RECORDS:
|---|

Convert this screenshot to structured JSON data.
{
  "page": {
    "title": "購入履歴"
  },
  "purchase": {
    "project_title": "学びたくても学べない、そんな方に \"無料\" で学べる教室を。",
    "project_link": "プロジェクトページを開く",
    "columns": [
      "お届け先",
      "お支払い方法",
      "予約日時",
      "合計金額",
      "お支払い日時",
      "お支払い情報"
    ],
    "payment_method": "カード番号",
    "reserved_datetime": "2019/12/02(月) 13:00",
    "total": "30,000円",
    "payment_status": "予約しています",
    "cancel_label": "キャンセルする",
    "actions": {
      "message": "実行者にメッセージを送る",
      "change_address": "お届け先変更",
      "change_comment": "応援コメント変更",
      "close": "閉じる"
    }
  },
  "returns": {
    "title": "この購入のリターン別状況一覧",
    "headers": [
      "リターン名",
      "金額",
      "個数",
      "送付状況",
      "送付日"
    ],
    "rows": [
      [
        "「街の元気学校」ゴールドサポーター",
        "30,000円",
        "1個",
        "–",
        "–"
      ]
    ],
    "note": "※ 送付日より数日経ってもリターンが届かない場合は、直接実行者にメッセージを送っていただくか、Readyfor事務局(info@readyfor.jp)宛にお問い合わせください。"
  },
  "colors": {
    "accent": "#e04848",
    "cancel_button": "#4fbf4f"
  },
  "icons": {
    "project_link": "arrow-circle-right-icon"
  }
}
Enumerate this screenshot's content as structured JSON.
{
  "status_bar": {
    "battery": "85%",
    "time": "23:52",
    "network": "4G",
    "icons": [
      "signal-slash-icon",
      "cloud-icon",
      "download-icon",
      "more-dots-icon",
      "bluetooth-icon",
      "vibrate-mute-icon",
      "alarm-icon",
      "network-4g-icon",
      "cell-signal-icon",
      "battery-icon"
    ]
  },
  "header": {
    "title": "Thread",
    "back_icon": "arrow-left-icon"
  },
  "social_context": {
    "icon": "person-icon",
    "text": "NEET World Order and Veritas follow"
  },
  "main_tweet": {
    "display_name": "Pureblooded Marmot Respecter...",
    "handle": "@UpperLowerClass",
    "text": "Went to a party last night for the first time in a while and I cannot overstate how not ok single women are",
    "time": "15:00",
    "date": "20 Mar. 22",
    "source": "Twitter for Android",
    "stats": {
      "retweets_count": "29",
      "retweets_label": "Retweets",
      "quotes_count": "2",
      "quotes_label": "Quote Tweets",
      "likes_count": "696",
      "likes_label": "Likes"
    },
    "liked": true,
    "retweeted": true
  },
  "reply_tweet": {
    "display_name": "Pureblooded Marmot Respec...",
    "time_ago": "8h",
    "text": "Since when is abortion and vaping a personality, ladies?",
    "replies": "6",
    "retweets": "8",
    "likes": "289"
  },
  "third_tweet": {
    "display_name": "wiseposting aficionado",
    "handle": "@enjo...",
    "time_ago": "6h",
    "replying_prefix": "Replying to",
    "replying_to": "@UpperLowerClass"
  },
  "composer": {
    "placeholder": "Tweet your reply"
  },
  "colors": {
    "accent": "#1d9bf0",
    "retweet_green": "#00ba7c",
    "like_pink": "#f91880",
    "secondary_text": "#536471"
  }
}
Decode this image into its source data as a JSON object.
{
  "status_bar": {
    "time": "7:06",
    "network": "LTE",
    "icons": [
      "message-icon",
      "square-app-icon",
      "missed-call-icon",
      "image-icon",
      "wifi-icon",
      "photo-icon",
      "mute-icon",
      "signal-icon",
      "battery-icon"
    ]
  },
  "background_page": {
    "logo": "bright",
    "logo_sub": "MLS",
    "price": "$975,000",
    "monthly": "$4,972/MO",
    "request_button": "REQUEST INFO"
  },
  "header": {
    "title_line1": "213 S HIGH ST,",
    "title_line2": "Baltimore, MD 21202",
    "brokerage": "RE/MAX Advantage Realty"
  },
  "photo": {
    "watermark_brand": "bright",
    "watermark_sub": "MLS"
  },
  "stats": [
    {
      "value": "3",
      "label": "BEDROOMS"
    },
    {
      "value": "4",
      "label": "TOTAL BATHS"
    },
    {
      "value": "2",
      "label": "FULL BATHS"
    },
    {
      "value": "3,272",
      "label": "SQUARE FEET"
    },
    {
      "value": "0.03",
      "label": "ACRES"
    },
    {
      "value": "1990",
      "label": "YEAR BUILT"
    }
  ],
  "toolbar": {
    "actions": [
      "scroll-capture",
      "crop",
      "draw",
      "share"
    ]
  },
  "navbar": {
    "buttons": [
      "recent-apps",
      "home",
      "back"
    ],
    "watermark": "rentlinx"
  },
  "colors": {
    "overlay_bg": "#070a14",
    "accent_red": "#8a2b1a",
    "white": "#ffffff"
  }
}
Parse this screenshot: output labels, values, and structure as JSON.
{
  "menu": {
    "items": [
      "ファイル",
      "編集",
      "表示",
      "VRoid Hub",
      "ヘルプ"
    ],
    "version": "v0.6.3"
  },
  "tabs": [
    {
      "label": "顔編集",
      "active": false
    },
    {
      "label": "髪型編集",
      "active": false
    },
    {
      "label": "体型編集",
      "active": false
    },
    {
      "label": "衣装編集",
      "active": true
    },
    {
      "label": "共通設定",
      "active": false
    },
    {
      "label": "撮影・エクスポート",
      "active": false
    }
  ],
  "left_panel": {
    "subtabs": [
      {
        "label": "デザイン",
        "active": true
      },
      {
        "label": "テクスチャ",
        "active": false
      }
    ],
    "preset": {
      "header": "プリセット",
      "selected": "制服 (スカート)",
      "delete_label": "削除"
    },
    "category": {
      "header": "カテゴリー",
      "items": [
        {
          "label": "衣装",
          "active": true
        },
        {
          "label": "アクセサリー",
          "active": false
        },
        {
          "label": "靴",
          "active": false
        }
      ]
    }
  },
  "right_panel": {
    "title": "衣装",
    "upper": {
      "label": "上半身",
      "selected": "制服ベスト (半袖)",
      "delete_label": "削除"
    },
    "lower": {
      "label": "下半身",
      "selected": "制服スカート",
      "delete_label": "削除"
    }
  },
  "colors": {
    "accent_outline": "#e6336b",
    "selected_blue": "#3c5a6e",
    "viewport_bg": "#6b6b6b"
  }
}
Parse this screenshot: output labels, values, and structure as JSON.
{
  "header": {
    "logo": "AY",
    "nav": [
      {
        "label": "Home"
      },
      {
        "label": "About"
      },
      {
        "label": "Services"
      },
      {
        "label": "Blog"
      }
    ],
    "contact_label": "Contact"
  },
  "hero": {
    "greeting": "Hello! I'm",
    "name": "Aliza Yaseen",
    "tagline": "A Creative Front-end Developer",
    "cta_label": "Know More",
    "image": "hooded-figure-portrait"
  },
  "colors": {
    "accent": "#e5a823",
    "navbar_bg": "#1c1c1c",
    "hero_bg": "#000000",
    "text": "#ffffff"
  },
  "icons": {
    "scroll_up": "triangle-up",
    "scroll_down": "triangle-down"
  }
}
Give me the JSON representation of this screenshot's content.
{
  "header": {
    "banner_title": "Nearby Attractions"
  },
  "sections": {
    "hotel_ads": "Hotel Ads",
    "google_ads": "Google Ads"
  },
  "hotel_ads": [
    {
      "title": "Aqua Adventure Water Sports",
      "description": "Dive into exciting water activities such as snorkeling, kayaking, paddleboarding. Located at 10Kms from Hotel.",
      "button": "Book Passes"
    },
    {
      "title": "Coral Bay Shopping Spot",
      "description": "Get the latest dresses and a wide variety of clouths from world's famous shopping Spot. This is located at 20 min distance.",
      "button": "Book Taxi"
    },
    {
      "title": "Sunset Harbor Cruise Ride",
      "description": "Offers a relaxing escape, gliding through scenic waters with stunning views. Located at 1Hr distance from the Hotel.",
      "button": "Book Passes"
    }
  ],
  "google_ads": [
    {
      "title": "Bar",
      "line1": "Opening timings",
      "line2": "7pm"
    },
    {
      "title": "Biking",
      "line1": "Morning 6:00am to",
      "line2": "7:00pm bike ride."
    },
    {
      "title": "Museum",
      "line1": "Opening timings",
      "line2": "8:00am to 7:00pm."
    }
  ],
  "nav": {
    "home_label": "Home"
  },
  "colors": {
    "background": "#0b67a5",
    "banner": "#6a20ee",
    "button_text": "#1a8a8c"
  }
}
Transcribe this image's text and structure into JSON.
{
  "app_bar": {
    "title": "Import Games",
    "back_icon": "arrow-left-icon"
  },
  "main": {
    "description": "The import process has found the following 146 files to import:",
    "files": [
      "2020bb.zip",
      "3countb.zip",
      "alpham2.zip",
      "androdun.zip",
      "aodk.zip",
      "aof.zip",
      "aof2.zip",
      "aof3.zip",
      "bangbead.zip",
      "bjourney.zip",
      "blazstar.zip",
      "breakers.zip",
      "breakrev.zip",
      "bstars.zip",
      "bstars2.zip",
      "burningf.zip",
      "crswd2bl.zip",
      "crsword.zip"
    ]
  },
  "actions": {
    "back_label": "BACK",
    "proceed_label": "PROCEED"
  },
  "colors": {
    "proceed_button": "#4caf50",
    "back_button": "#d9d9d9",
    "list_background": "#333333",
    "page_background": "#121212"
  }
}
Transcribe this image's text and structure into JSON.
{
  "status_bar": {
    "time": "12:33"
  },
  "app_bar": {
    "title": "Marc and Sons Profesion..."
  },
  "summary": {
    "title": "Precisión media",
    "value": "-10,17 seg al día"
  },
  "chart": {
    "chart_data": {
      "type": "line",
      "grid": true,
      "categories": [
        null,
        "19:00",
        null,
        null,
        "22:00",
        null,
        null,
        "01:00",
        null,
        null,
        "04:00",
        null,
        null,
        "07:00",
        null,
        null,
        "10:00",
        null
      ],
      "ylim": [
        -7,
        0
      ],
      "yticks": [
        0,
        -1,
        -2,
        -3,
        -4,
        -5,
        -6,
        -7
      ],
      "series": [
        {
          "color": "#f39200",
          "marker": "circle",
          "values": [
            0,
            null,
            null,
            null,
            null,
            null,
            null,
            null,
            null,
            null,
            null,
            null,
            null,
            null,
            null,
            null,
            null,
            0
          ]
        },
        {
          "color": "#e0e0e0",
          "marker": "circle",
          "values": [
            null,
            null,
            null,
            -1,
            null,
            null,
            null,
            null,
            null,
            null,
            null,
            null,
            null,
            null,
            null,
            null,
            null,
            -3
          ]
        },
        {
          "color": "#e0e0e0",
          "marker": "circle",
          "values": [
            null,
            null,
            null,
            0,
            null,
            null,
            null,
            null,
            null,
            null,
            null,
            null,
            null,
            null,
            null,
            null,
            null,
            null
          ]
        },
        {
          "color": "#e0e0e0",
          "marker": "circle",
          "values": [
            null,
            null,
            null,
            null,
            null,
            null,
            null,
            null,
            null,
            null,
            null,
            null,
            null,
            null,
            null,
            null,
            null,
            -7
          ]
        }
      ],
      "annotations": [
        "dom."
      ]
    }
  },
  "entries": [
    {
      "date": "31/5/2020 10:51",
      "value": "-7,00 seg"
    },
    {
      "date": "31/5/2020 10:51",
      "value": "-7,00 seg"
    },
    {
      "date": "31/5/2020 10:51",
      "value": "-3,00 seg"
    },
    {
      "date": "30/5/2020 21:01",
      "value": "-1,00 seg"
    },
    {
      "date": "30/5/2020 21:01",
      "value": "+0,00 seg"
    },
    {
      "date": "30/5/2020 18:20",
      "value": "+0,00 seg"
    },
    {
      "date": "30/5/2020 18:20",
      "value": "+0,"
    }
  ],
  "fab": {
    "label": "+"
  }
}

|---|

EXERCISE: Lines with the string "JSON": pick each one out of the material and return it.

EXPECTED OUTPUT:
Convert this screenshot to structured JSON data.
Enumerate this screenshot's content as structured JSON.
Decode this image into its source data as a JSON object.
Parse this screenshot: output labels, values, and structure as JSON.
Parse this screenshot: output labels, values, and structure as JSON.
Give me the JSON representation of this screenshot's content.
Transcribe this image's text and structure into JSON.
Transcribe this image's text and structure into JSON.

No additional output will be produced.